The rupee has risen by about 10% over the past year in real effective exchange rate terms and is now approaching the peak of July 2011, wiping out all gains in competitiveness after the sharp depreciation of the Indian rupee during the summer of 2013. Consequently, non-oil exports have virtually stagnated while non-oil, non-gold import growth was 8.3% in FY15 following a decline in FY14. This is a reflection of cheaper imports on account of the overvalued rupee that is impacting sales and profitability of domestic firms. Rupee appreciation has been aided by higher interest rates that have encouraged large capital inflows, particularly relatively volatile and fickle debt inflows.

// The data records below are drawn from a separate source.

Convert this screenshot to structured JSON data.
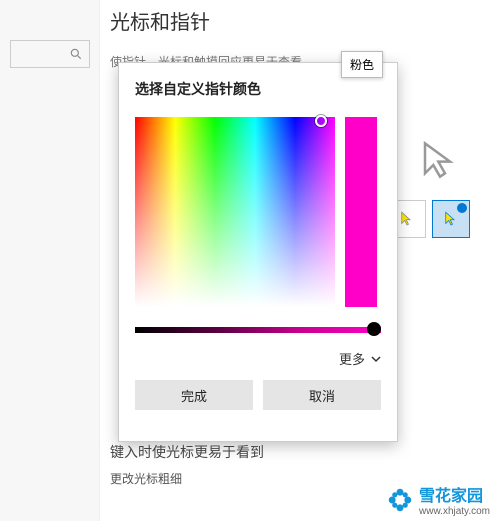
{
  "page": {
    "title": "光标和指针",
    "subtitle": "使指针、光标和触摸回应更易于查看",
    "below_dialog": "键入时使光标更易于看到",
    "thickness_label": "更改光标粗细"
  },
  "tooltip": "粉色",
  "dialog": {
    "title": "选择自定义指针颜色",
    "more": "更多",
    "done": "完成",
    "cancel": "取消",
    "selected_hue_hex": "#ff00c8"
  },
  "watermark": {
    "name": "雪花家园",
    "url": "www.xhjaty.com"
  }
}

Current RBI policy is hurting growth while not necessarily helping reduce inflation. Since late 2013, RBI has focused excessively on taming inflation by raising policy rates to an undesirably high rate. Inflation has since retreated, although mainly as a result of lower international oil and food prices, over which RBI has little control. This begs the question as to how much its policies have helped curb inflation, and at what cost to growth. RBI has failed to clarify and quantify the impact of its policy on major economic variables such as economic growth, fiscal revenues, firm revenues and non-performing loans.
Higher interest rates and overvalued exchange rate are contributing to a delay in India’s much anticipated economic revival by raising the cost of investments, reducing investment demand, lowering export growth and increasing cheaper imports that have captured market-share of domestic firms. The lower economic growth is evidenced by lower growth in almost all indicators—bank credit, fiscal revenues, overall industrial production, consumer durables, capital goods, cement and high-speed diesel.
The slower economic growth is impacting firm revenues and health. Firm revenue growth outlook remains subdued while the situation of indebted companies worsens with high interest rates. This, coupled with an over-valued rupee, will impinge on borrowers’ ability to repay interest and principal leading to increased non-performing loans for banks, thereby further worsening India’s financial health.
RBI needs to clearly quantify the impact of its high interest rates and uncompetitive real effective exchange rate policy on growth, employment, fiscal revenues resulting from lower growth, increased stress on firm balance sheets, and consequent increased stress on banks and non-bank financial companies. Until now, RBI has failed to do so in its monetary policy reports.
The author is co-founder of Marketnomix Research, an independent economics and marketsresearch firm. He has worked as an economist with the International Monetary Fund and as an economist/investment strategist with HSBC and BSI Bank as well as a Global Asset Allocator at BSI Bank